======== SUPPLIED DATA

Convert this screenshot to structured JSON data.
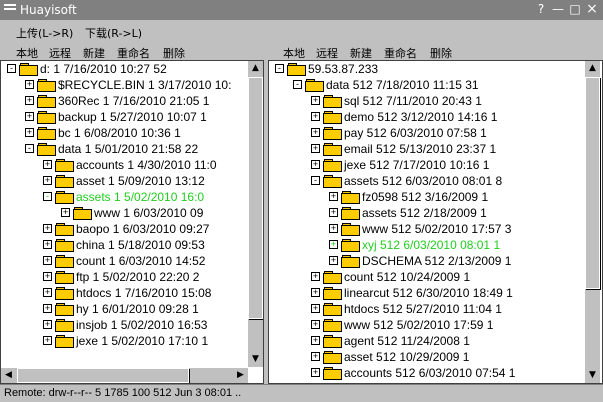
{
  "window": {
    "title": "Huayisoft",
    "help": "?",
    "minimize": "—",
    "maximize": "□",
    "close": "×"
  },
  "menu": {
    "upload": "上传(L->R)",
    "download": "下载(R->L)"
  },
  "left": {
    "toolbar": {
      "local": "本地",
      "remote": "远程",
      "new": "新建",
      "rename": "重命名",
      "delete": "删除"
    },
    "rows": [
      {
        "level": 0,
        "exp": "-",
        "open": true,
        "text": "d:              1   7/16/2010 10:27 52"
      },
      {
        "level": 1,
        "exp": "+",
        "text": "$RECYCLE.BIN    1   3/17/2010 10:"
      },
      {
        "level": 1,
        "exp": "+",
        "text": "360Rec     1   7/16/2010 21:05 1"
      },
      {
        "level": 1,
        "exp": "+",
        "text": "backup     1   5/27/2010 10:07 1"
      },
      {
        "level": 1,
        "exp": "+",
        "text": "bc     1   6/08/2010 10:36 1"
      },
      {
        "level": 1,
        "exp": "-",
        "open": true,
        "text": "data     1   5/01/2010 21:58 22"
      },
      {
        "level": 2,
        "exp": "+",
        "text": "accounts     1   4/30/2010 11:0"
      },
      {
        "level": 2,
        "exp": "+",
        "text": "asset     1   5/09/2010 13:12"
      },
      {
        "level": 2,
        "exp": "-",
        "open": true,
        "sel": true,
        "text": "assets     1   5/02/2010 16:0"
      },
      {
        "level": 3,
        "exp": "+",
        "text": "www          1   6/03/2010 09"
      },
      {
        "level": 2,
        "exp": "+",
        "text": "baopo     1   6/03/2010 09:27"
      },
      {
        "level": 2,
        "exp": "+",
        "text": "china     1   5/18/2010 09:53"
      },
      {
        "level": 2,
        "exp": "+",
        "text": "count     1   6/03/2010 14:52"
      },
      {
        "level": 2,
        "exp": "+",
        "text": "ftp     1   5/02/2010 22:20 2"
      },
      {
        "level": 2,
        "exp": "+",
        "text": "htdocs     1   7/16/2010 15:08"
      },
      {
        "level": 2,
        "exp": "+",
        "text": "hy     1   6/01/2010 09:28 1"
      },
      {
        "level": 2,
        "exp": "+",
        "text": "insjob     1   5/02/2010 16:53"
      },
      {
        "level": 2,
        "exp": "+",
        "text": "jexe     1   5/02/2010 17:10 1"
      }
    ]
  },
  "right": {
    "toolbar": {
      "local": "本地",
      "remote": "远程",
      "new": "新建",
      "rename": "重命名",
      "delete": "删除"
    },
    "rows": [
      {
        "level": 0,
        "exp": "-",
        "open": true,
        "text": "59.53.87.233"
      },
      {
        "level": 1,
        "exp": "-",
        "open": true,
        "text": "data     512   7/18/2010 11:15 31"
      },
      {
        "level": 2,
        "exp": "+",
        "text": "sql     512   7/11/2010 20:43 1"
      },
      {
        "level": 2,
        "exp": "+",
        "text": "demo     512   3/12/2010 14:16 1"
      },
      {
        "level": 2,
        "exp": "+",
        "text": "pay     512   6/03/2010 07:58 1"
      },
      {
        "level": 2,
        "exp": "+",
        "text": "email     512   5/13/2010 23:37 1"
      },
      {
        "level": 2,
        "exp": "+",
        "text": "jexe     512   7/17/2010 10:16 1"
      },
      {
        "level": 2,
        "exp": "-",
        "open": true,
        "text": "assets     512   6/03/2010 08:01 8"
      },
      {
        "level": 3,
        "exp": "+",
        "text": "fz0598     512   3/16/2009     1"
      },
      {
        "level": 3,
        "exp": "+",
        "text": "assets     512   2/18/2009     1"
      },
      {
        "level": 3,
        "exp": "+",
        "text": "www     512   5/02/2010 17:57 3"
      },
      {
        "level": 3,
        "exp": "+",
        "sel": true,
        "text": "xyj     512   6/03/2010 08:01 1"
      },
      {
        "level": 3,
        "exp": "+",
        "text": "DSCHEMA     512   2/13/2009     1"
      },
      {
        "level": 2,
        "exp": "+",
        "text": "count     512  10/24/2009     1"
      },
      {
        "level": 2,
        "exp": "+",
        "text": "linearcut     512   6/30/2010 18:49 1"
      },
      {
        "level": 2,
        "exp": "+",
        "text": "htdocs     512   5/27/2010 11:04 1"
      },
      {
        "level": 2,
        "exp": "+",
        "text": "www     512   5/02/2010 17:59 1"
      },
      {
        "level": 2,
        "exp": "+",
        "text": "agent     512  11/24/2008     1"
      },
      {
        "level": 2,
        "exp": "+",
        "text": "asset     512  10/29/2009     1"
      },
      {
        "level": 2,
        "exp": "+",
        "text": "accounts     512   6/03/2010 07:54 1"
      }
    ]
  },
  "status": "Remote: drw-r--r--    5 1785  100       512 Jun  3 08:01 .."
}
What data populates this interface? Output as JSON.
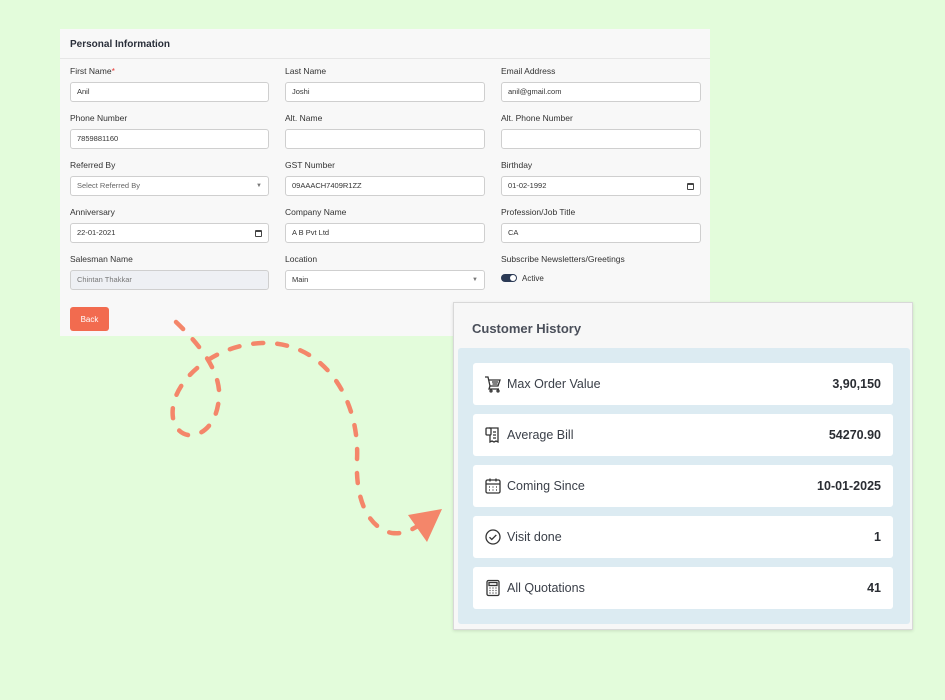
{
  "form": {
    "title": "Personal Information",
    "fields": [
      {
        "label": "First Name",
        "required": "*",
        "value": "Anil"
      },
      {
        "label": "Last Name",
        "value": "Joshi"
      },
      {
        "label": "Email Address",
        "value": "anil@gmail.com"
      },
      {
        "label": "Phone Number",
        "value": "7859881160"
      },
      {
        "label": "Alt. Name",
        "value": ""
      },
      {
        "label": "Alt. Phone Number",
        "value": ""
      },
      {
        "label": "Referred By",
        "value": "Select Referred By"
      },
      {
        "label": "GST Number",
        "value": "09AAACH7409R1ZZ"
      },
      {
        "label": "Birthday",
        "value": "01-02-1992"
      },
      {
        "label": "Anniversary",
        "value": "22-01-2021"
      },
      {
        "label": "Company Name",
        "value": "A B Pvt Ltd"
      },
      {
        "label": "Profession/Job Title",
        "value": "CA"
      },
      {
        "label": "Salesman Name",
        "value": "Chintan Thakkar"
      },
      {
        "label": "Location",
        "value": "Main"
      },
      {
        "label": "Subscribe Newsletters/Greetings",
        "value": "Active"
      }
    ],
    "back_label": "Back"
  },
  "history": {
    "title": "Customer History",
    "rows": [
      {
        "icon": "cart-icon",
        "label": "Max Order Value",
        "value": "3,90,150"
      },
      {
        "icon": "receipt-icon",
        "label": "Average Bill",
        "value": "54270.90"
      },
      {
        "icon": "calendar-icon",
        "label": "Coming Since",
        "value": "10-01-2025"
      },
      {
        "icon": "check-circle-icon",
        "label": "Visit done",
        "value": "1"
      },
      {
        "icon": "calculator-icon",
        "label": "All Quotations",
        "value": "41"
      }
    ]
  },
  "colors": {
    "background": "#e3fcdb",
    "accent": "#f26b4f",
    "history_panel": "#dcebf2"
  }
}
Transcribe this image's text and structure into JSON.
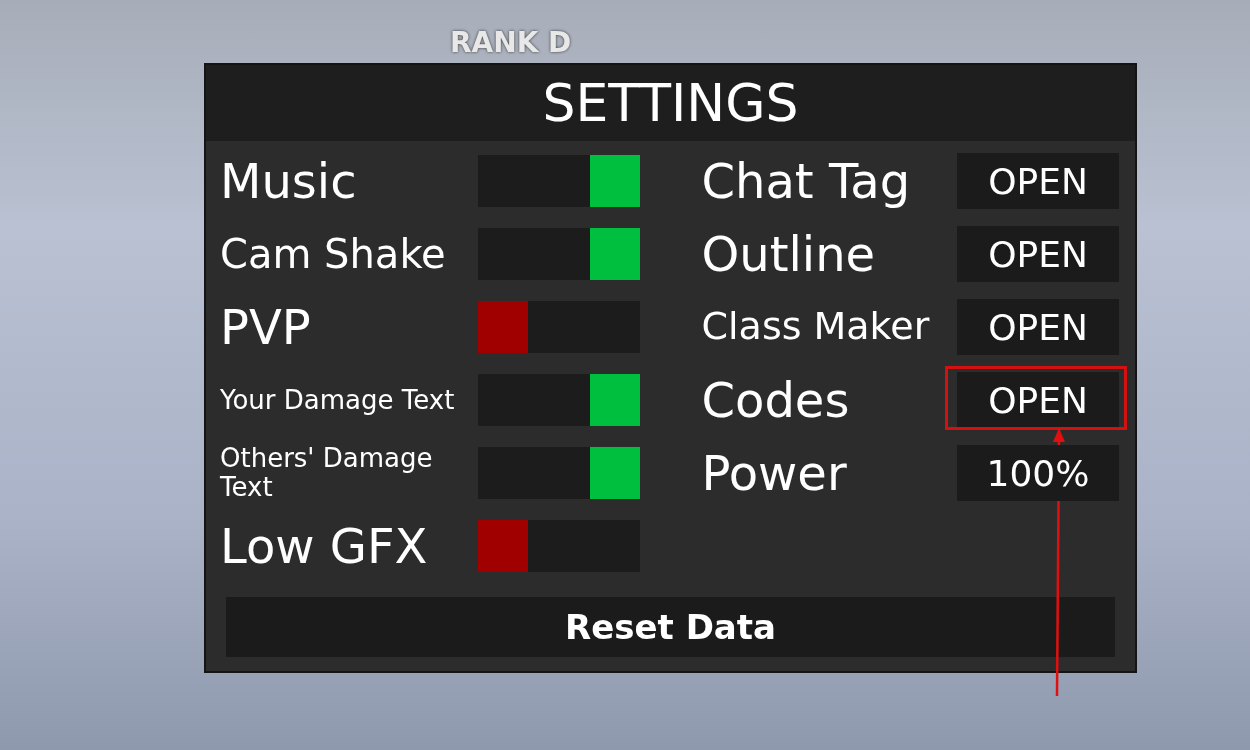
{
  "scene": {
    "rank_label": "RANK D"
  },
  "settings": {
    "title": "SETTINGS",
    "toggles": [
      {
        "label": "Music",
        "on": true
      },
      {
        "label": "Cam Shake",
        "on": true
      },
      {
        "label": "PVP",
        "on": false
      },
      {
        "label": "Your Damage Text",
        "on": true
      },
      {
        "label": "Others' Damage Text",
        "on": true
      },
      {
        "label": "Low GFX",
        "on": false
      }
    ],
    "options": [
      {
        "label": "Chat Tag",
        "value": "OPEN",
        "highlighted": false
      },
      {
        "label": "Outline",
        "value": "OPEN",
        "highlighted": false
      },
      {
        "label": "Class Maker",
        "value": "OPEN",
        "highlighted": false
      },
      {
        "label": "Codes",
        "value": "OPEN",
        "highlighted": true
      },
      {
        "label": "Power",
        "value": "100%",
        "highlighted": false
      }
    ],
    "reset_button": "Reset Data"
  }
}
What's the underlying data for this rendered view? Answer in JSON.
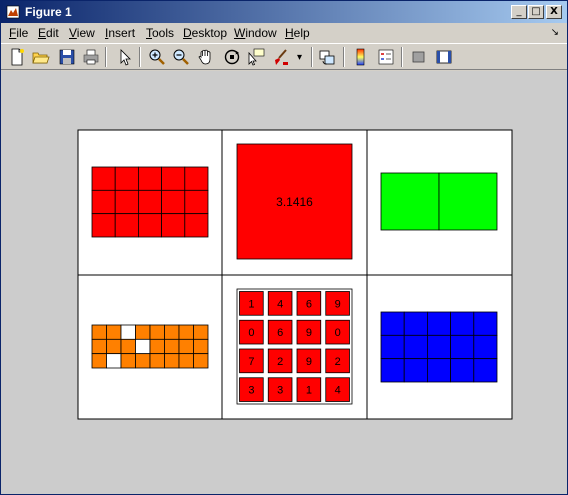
{
  "window": {
    "title": "Figure 1",
    "buttons": {
      "minimize": "_",
      "maximize": "□",
      "close": "X"
    }
  },
  "menubar": {
    "items": [
      {
        "key": "F",
        "rest": "ile"
      },
      {
        "key": "E",
        "rest": "dit"
      },
      {
        "key": "V",
        "rest": "iew"
      },
      {
        "key": "I",
        "rest": "nsert"
      },
      {
        "key": "T",
        "rest": "ools"
      },
      {
        "key": "D",
        "rest": "esktop"
      },
      {
        "key": "W",
        "rest": "indow"
      },
      {
        "key": "H",
        "rest": "elp"
      }
    ],
    "dock_glyph": "↘"
  },
  "toolbar": {
    "tools": [
      "new-figure-icon",
      "open-file-icon",
      "save-icon",
      "print-icon",
      "edit-plot-arrow-icon",
      "zoom-in-icon",
      "zoom-out-icon",
      "pan-hand-icon",
      "rotate-3d-icon",
      "data-cursor-icon",
      "brush-icon",
      "link-plot-icon",
      "colorbar-icon",
      "legend-icon",
      "hide-plot-tools-icon",
      "show-plot-tools-icon"
    ],
    "brush_menu_glyph": "▾"
  },
  "colors": {
    "red": "#ff0000",
    "green": "#00ff00",
    "blue": "#0000ff",
    "orange": "#ff8000",
    "white": "#ffffff",
    "figure_bg": "#cccccc"
  },
  "panels": {
    "scalar_value": "3.1416",
    "magic_matrix": [
      [
        "1",
        "4",
        "6",
        "9"
      ],
      [
        "0",
        "6",
        "9",
        "0"
      ],
      [
        "7",
        "2",
        "9",
        "2"
      ],
      [
        "3",
        "3",
        "1",
        "4"
      ]
    ],
    "orange_blank_cells": [
      [
        0,
        2
      ],
      [
        1,
        3
      ],
      [
        2,
        1
      ]
    ]
  }
}
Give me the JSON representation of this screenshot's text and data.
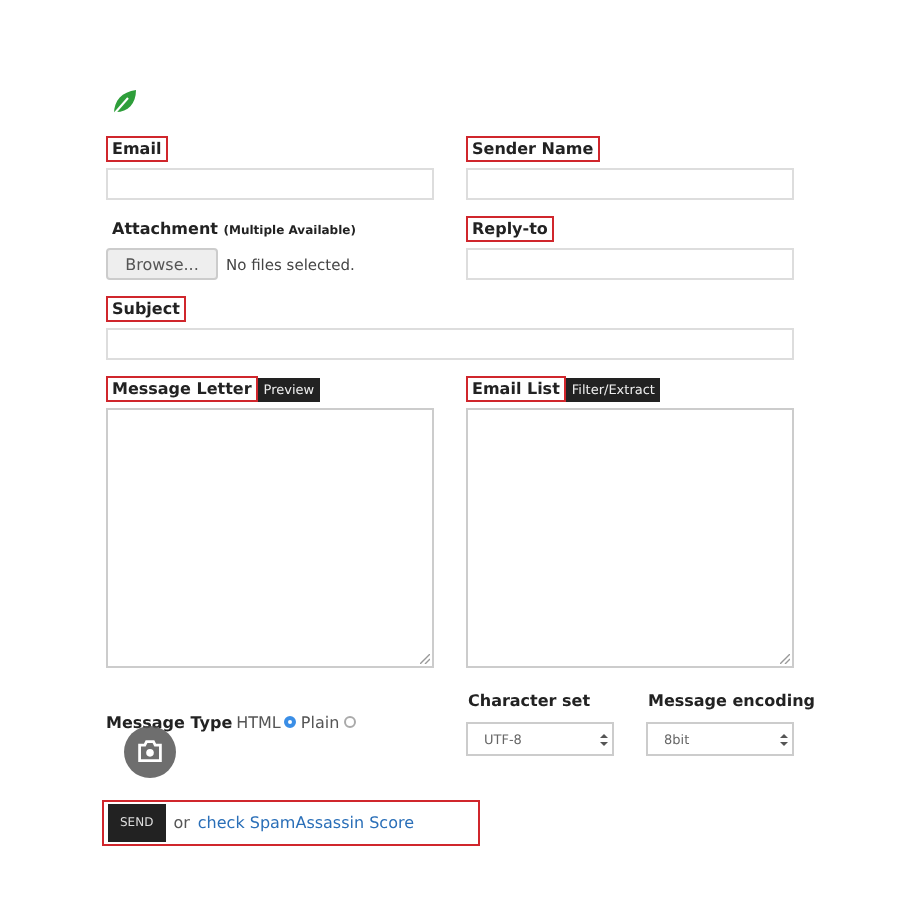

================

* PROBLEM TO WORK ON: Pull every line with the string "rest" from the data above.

* RESULT OF THIS EXERCISE:
        "rest": "ile"
        "rest": "dit"
        "rest": "iew"
        "rest": "nsert"
        "rest": "ools"
        "rest": "esktop"
        "rest": "indow"
        "rest": "elp"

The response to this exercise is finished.